Millet is grain-like in texture, but is actually considered a seed. It can be traced back to biblical times, and according to website Body Ecology, it has been a prized crop for centuries in China, Greece, India and Africa. Body Ecology goes on to describe the many benefits of millet, such as acting as a prebiotic to help nourish your intestinal flora, providing serotonin to help calm and soothe you and keeping you regular by hydrating your colon, as it's easy to digest.
Rinse the millet seeds and remove any stones or hulls. Many bulk grains and seeds can contain little stones that you want to be sure to sift out.
Allow the seed to soak in filtered water for 8 to 24 hours. This will make the millet easier for the body to digest by jump starting the enzyme process.
Drain the millet and boil it in water. Use 2 to 2.5 cups of water for every cup of soaked millet. Your millet is ready when it changes from dark yellow to more of a pale yellow color. This can take 15 or more minutes, depending on how much you're cooking.
Add salt, a little garlic and onion powder to taste and butter or margarine. This will make it taste more like a savory breakfast cereal, similar to Southern-style grits.
Add sugar or other sweetener, milk and cut-up fruit. This way of cooking it is like creamy oatmeal with added fruit.

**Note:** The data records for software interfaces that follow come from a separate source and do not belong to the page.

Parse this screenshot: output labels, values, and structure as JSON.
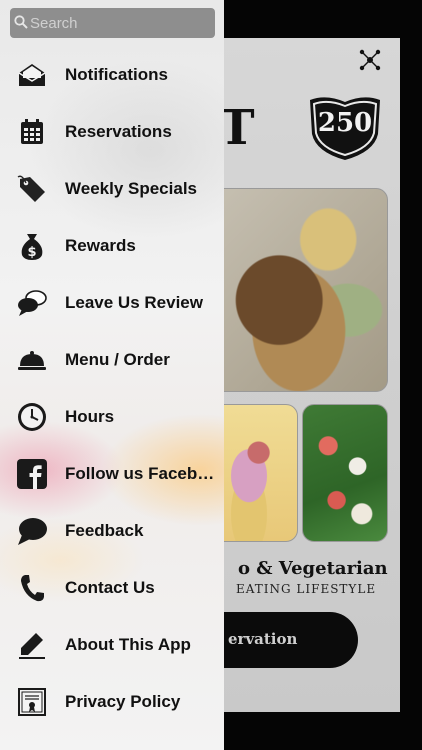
{
  "search": {
    "placeholder": "Search"
  },
  "menu": {
    "items": [
      {
        "label": "Notifications",
        "icon": "envelope-icon"
      },
      {
        "label": "Reservations",
        "icon": "calendar-icon"
      },
      {
        "label": "Weekly Specials",
        "icon": "tag-icon"
      },
      {
        "label": "Rewards",
        "icon": "money-bag-icon"
      },
      {
        "label": "Leave Us Review",
        "icon": "speech-bubbles-icon"
      },
      {
        "label": "Menu / Order",
        "icon": "cloche-icon"
      },
      {
        "label": "Hours",
        "icon": "clock-icon"
      },
      {
        "label": "Follow us Facebook",
        "icon": "facebook-icon"
      },
      {
        "label": "Feedback",
        "icon": "chat-bubble-icon"
      },
      {
        "label": "Contact Us",
        "icon": "phone-icon"
      },
      {
        "label": "About This App",
        "icon": "pencil-icon"
      },
      {
        "label": "Privacy Policy",
        "icon": "certificate-icon"
      }
    ]
  },
  "background": {
    "logo_text": "UT",
    "logo_number": "250",
    "tagline": "o & Vegetarian",
    "subtagline": "EATING LIFESTYLE",
    "reserve_button": "ervation"
  }
}
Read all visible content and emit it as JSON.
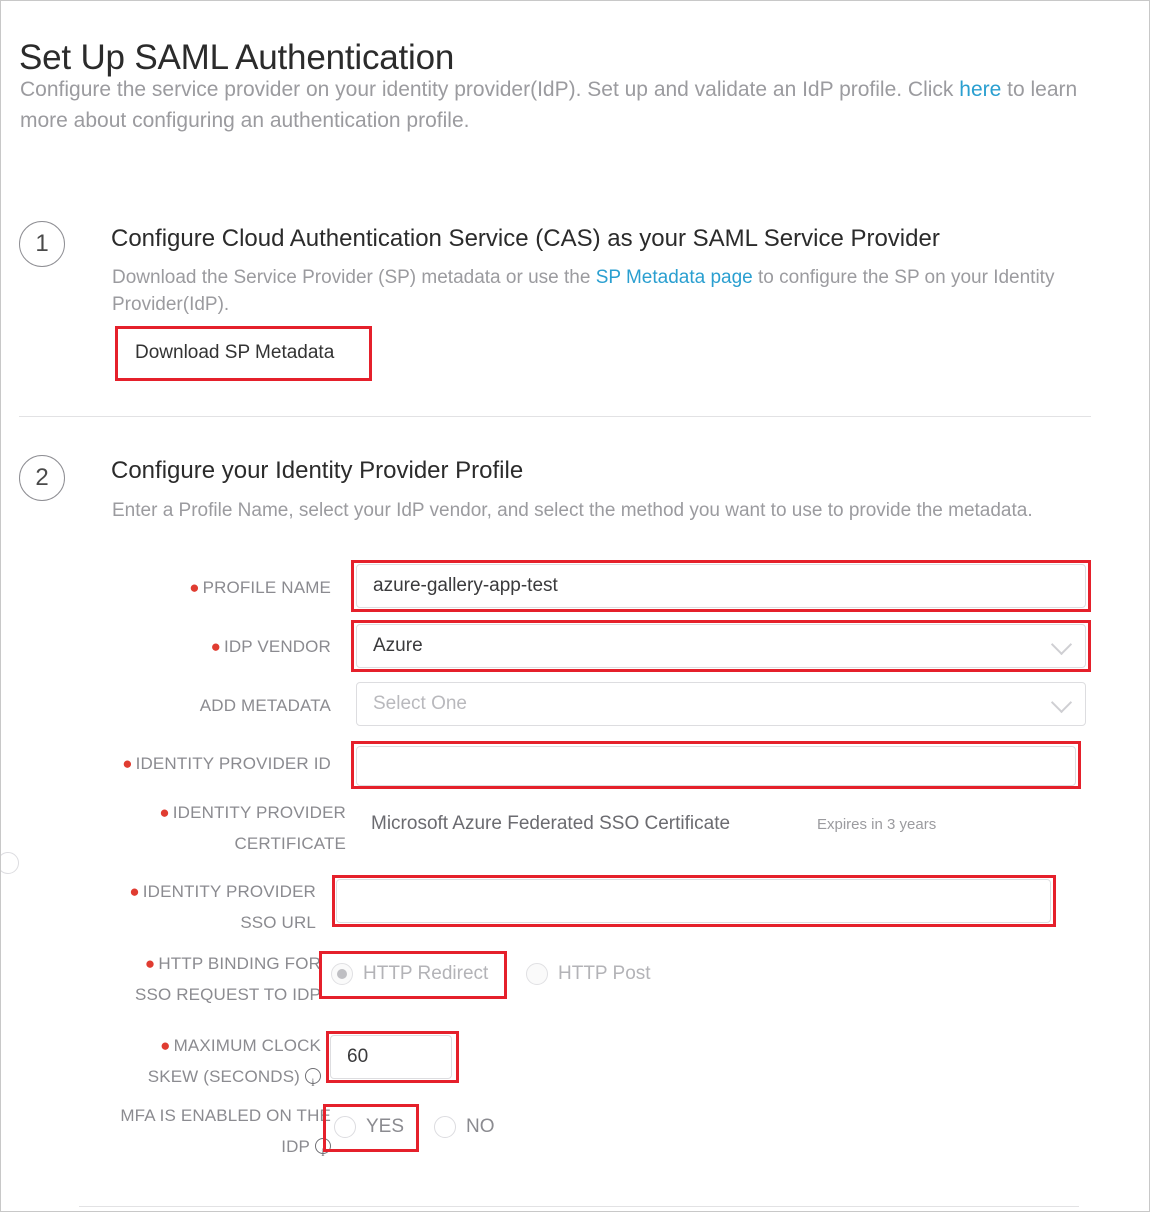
{
  "header": {
    "title": "Set Up SAML Authentication",
    "desc_part1": "Configure the service provider on your identity provider(IdP). Set up and validate an IdP profile. Click ",
    "desc_link": "here",
    "desc_part2": " to learn more about configuring an authentication profile."
  },
  "colors": {
    "annotation_red": "#e5202b",
    "link_blue": "#2a9fd0",
    "required_dot": "#e03c31",
    "muted_text": "#9b9b9f"
  },
  "steps": [
    {
      "number": "1",
      "title": "Configure Cloud Authentication Service (CAS) as your SAML Service Provider",
      "desc_part1": "Download the Service Provider (SP) metadata or use the ",
      "desc_link": "SP Metadata page",
      "desc_part2": " to configure the SP on your Identity Provider(IdP).",
      "button_label": "Download SP Metadata"
    },
    {
      "number": "2",
      "title": "Configure your Identity Provider Profile",
      "desc": "Enter a Profile Name, select your IdP vendor, and select the method you want to use to provide the metadata."
    }
  ],
  "form": {
    "profile_name": {
      "label": "PROFILE NAME",
      "required": true,
      "value": "azure-gallery-app-test",
      "placeholder": ""
    },
    "idp_vendor": {
      "label": "IDP VENDOR",
      "required": true,
      "value": "Azure",
      "icon": "chevron-down-icon"
    },
    "add_metadata": {
      "label": "ADD METADATA",
      "required": false,
      "value": "Select One",
      "is_placeholder": true,
      "icon": "chevron-down-icon"
    },
    "identity_provider_id": {
      "label": "IDENTITY PROVIDER ID",
      "required": true,
      "value": "",
      "placeholder": ""
    },
    "identity_provider_certificate": {
      "label_line1": "IDENTITY PROVIDER",
      "label_line2": "CERTIFICATE",
      "required": true,
      "value": "Microsoft Azure Federated SSO Certificate",
      "expiry_note": "Expires in 3 years"
    },
    "identity_provider_sso_url": {
      "label_line1": "IDENTITY PROVIDER",
      "label_line2": "SSO URL",
      "required": true,
      "value": "",
      "placeholder": ""
    },
    "http_binding": {
      "label_line1": "HTTP BINDING FOR",
      "label_line2": "SSO REQUEST TO IDP",
      "required": true,
      "options": [
        {
          "label": "HTTP Redirect",
          "checked": true
        },
        {
          "label": "HTTP Post",
          "checked": false
        }
      ]
    },
    "max_clock_skew": {
      "label_line1": "MAXIMUM CLOCK",
      "label_line2": "SKEW (SECONDS)",
      "required": true,
      "info_icon": "info-icon",
      "value": "60"
    },
    "mfa_enabled": {
      "label_line1": "MFA IS ENABLED ON THE",
      "label_line2": "IDP",
      "required": false,
      "info_icon": "info-icon",
      "options": [
        {
          "label": "YES",
          "checked": false
        },
        {
          "label": "NO",
          "checked": false
        }
      ]
    }
  }
}
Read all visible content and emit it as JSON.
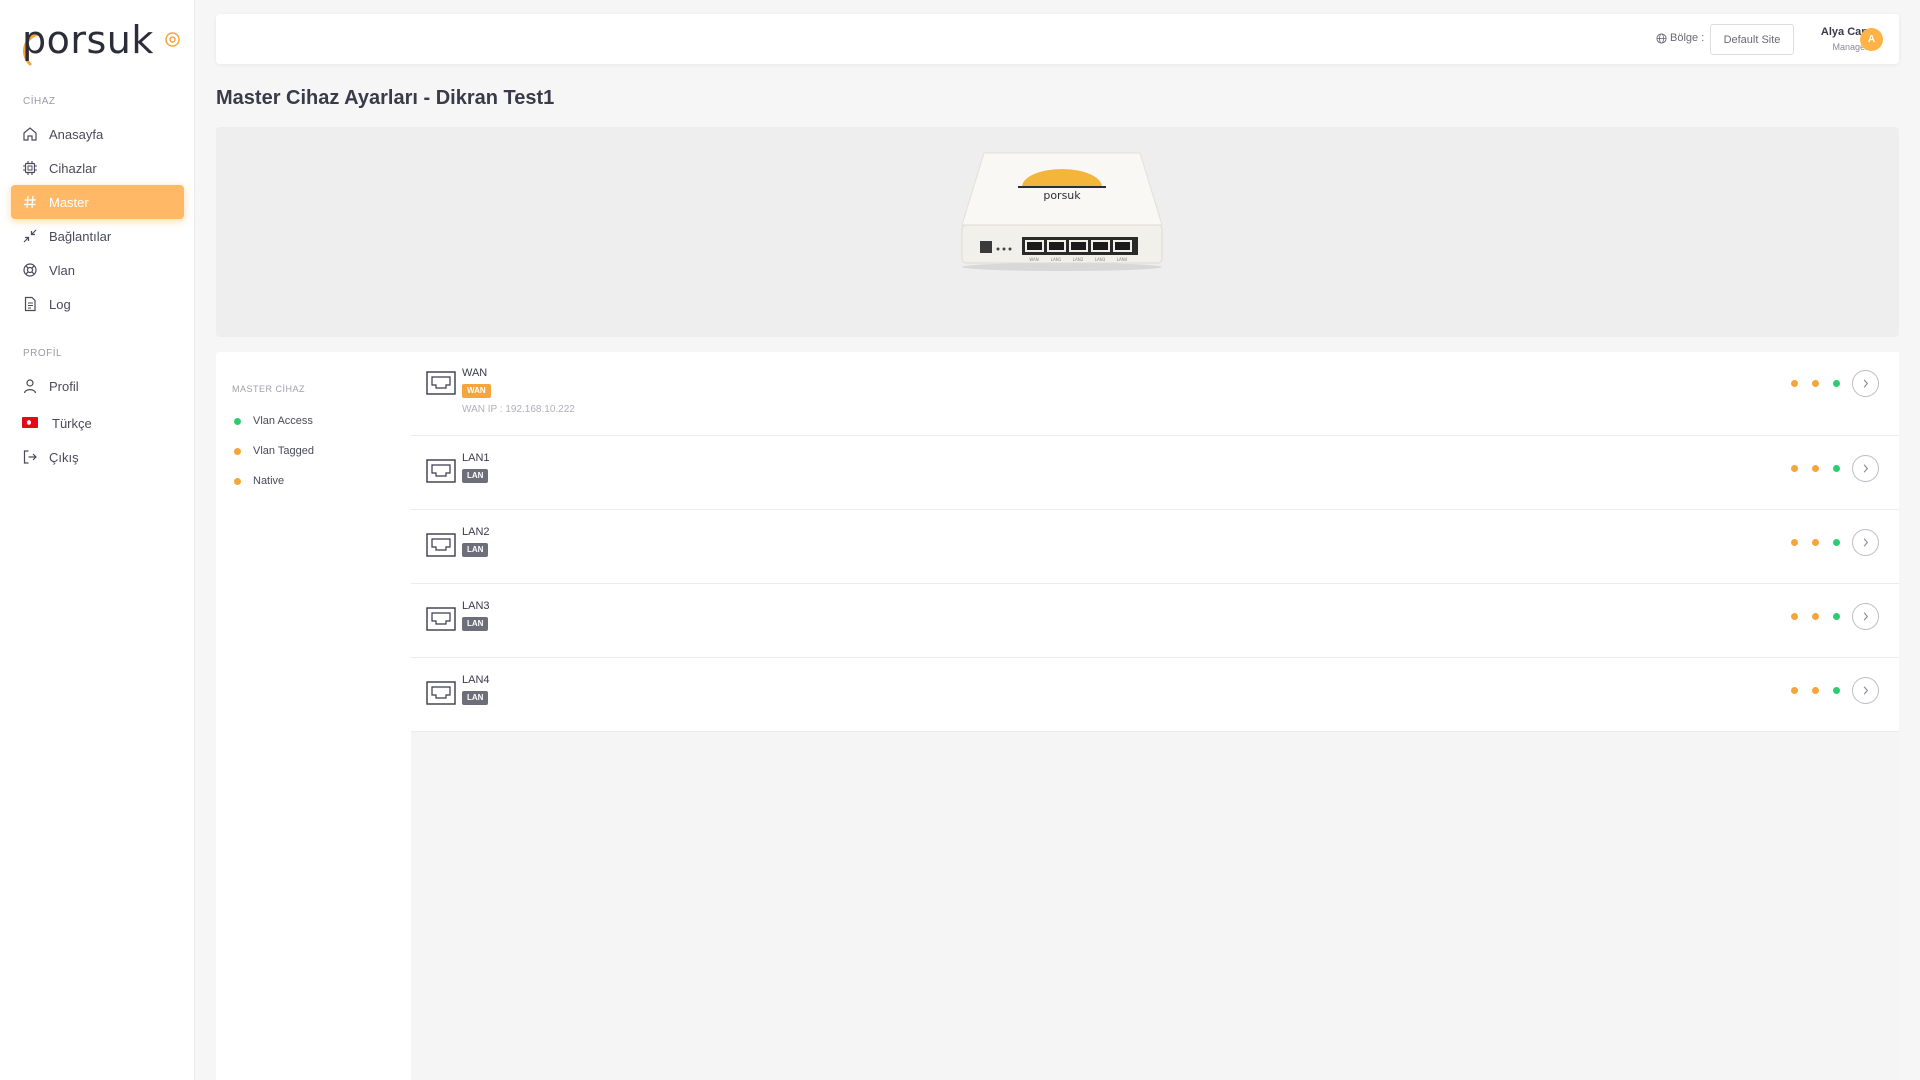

If you skip the soaking process, add three cups of water for every one cup of millet when cooking.